DESCRIPTION OF THE TASK » Bring together all lines from the listing below that contain the string "nhánh".

[Start of Attachment]

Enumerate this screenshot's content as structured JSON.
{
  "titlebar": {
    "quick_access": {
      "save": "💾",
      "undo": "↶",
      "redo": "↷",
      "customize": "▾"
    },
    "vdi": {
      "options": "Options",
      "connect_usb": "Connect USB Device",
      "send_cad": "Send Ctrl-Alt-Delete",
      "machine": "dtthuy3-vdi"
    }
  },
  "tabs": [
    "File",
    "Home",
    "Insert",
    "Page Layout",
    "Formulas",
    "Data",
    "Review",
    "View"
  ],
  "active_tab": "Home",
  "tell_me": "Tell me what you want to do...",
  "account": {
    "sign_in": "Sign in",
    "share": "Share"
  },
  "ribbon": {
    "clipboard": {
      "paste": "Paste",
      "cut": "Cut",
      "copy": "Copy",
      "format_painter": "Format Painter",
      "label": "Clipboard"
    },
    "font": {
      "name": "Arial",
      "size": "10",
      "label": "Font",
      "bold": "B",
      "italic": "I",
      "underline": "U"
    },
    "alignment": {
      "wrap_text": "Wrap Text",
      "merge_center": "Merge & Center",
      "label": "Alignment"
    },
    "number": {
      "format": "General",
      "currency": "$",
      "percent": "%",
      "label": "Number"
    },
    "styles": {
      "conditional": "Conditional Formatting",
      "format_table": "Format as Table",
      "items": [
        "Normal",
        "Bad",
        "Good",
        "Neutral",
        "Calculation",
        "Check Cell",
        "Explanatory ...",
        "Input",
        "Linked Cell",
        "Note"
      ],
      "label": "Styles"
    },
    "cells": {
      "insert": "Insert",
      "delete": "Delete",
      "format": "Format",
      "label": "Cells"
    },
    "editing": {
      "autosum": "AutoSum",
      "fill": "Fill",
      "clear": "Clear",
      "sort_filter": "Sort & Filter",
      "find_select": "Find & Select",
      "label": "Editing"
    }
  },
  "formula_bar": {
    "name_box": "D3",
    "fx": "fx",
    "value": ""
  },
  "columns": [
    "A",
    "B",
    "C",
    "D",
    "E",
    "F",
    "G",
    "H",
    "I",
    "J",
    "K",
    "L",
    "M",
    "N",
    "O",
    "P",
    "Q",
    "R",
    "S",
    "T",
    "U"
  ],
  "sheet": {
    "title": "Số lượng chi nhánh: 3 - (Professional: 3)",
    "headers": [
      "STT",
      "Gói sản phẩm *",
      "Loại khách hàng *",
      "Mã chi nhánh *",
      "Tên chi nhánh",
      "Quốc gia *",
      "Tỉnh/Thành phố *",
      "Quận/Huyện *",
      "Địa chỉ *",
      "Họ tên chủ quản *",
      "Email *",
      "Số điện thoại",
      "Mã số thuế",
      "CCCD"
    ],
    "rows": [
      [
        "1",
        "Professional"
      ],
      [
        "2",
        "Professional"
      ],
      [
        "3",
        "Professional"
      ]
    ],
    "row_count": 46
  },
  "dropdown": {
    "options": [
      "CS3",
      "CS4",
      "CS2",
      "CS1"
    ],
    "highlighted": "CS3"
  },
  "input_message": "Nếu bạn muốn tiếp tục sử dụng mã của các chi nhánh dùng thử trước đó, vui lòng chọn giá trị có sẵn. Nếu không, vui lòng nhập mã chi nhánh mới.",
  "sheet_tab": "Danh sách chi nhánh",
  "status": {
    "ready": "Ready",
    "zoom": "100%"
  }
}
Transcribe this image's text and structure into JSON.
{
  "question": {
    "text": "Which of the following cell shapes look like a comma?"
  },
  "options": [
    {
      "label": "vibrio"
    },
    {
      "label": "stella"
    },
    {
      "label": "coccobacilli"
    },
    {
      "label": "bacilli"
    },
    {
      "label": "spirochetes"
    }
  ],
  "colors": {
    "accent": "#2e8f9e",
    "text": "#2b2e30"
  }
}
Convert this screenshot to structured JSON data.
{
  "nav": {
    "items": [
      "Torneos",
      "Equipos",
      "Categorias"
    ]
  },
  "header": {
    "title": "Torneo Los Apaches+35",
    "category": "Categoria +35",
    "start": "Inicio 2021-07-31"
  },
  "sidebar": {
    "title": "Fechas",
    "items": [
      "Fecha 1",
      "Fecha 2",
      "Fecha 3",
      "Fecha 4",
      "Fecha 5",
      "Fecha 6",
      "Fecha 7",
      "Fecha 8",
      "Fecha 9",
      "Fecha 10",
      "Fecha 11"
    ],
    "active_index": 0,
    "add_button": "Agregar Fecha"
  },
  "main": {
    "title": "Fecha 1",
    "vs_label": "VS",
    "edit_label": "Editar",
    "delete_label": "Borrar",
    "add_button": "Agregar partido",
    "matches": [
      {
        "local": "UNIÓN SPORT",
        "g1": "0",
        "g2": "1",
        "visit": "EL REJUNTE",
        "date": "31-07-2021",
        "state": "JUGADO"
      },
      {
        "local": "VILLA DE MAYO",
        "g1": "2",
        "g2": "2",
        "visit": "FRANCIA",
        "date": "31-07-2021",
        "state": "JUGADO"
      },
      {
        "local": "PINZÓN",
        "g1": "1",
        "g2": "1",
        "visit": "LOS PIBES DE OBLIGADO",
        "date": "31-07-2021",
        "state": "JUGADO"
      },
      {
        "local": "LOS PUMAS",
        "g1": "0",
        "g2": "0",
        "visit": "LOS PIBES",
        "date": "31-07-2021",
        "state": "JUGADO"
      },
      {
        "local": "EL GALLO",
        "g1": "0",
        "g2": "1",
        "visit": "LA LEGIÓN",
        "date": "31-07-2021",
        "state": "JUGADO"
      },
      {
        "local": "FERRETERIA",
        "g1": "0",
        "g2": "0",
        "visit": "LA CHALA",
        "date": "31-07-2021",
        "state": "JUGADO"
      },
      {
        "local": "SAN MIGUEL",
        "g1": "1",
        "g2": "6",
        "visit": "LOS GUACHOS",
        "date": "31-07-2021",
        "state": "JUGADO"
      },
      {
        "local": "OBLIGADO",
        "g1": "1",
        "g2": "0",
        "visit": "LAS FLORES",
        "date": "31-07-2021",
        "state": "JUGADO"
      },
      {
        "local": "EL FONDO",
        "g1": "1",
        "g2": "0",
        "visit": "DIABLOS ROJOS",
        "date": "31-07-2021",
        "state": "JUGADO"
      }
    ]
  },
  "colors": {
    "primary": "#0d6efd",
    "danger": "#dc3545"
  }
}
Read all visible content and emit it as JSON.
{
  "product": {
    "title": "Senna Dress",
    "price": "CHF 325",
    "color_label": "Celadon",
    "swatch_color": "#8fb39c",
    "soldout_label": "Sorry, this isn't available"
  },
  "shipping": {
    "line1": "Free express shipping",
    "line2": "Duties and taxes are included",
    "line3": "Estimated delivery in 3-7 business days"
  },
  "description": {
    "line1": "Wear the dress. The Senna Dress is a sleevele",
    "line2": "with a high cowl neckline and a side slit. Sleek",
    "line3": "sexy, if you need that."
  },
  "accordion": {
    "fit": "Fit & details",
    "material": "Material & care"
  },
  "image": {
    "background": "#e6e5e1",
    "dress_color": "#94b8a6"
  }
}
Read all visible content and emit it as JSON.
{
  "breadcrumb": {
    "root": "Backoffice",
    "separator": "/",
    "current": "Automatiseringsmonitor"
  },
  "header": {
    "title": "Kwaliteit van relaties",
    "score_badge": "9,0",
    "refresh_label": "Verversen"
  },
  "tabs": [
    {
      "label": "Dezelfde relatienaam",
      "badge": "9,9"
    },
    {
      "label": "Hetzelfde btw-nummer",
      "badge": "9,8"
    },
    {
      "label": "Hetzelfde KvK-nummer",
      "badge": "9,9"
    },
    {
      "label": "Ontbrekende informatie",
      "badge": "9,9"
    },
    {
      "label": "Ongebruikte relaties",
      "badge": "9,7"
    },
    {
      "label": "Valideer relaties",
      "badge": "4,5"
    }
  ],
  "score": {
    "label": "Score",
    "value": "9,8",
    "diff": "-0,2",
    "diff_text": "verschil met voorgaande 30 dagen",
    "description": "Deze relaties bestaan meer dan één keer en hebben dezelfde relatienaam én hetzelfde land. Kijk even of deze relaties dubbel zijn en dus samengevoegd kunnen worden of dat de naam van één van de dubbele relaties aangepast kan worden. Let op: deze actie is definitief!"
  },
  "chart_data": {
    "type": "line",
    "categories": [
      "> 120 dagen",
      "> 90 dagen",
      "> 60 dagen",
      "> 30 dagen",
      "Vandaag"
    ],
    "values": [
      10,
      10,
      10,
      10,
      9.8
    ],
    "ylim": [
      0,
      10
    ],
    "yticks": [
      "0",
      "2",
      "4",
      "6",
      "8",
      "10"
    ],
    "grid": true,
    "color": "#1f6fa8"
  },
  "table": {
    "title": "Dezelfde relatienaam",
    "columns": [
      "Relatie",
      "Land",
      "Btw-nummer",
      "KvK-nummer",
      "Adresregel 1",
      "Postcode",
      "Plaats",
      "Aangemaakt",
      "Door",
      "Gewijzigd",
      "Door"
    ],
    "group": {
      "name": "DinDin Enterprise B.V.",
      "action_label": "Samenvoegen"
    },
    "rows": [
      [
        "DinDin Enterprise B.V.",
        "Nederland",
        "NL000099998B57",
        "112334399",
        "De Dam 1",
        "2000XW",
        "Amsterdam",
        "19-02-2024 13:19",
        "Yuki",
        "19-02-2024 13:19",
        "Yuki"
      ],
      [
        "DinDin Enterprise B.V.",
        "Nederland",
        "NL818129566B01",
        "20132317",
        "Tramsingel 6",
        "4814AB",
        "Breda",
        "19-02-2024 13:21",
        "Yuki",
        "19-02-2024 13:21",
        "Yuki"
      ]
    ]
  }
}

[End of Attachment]

SOLUTION TO THIS EXERCISE »
    "title": "Số lượng chi nhánh: 3 - (Professional: 3)",
      "Mã chi nhánh *",
      "Tên chi nhánh",
  "input_message": "Nếu bạn muốn tiếp tục sử dụng mã của các chi nhánh dùng thử trước đó, vui lòng chọn giá trị có sẵn. Nếu không, vui lòng nhập mã chi nhánh mới.",
  "sheet_tab": "Danh sách chi nhánh",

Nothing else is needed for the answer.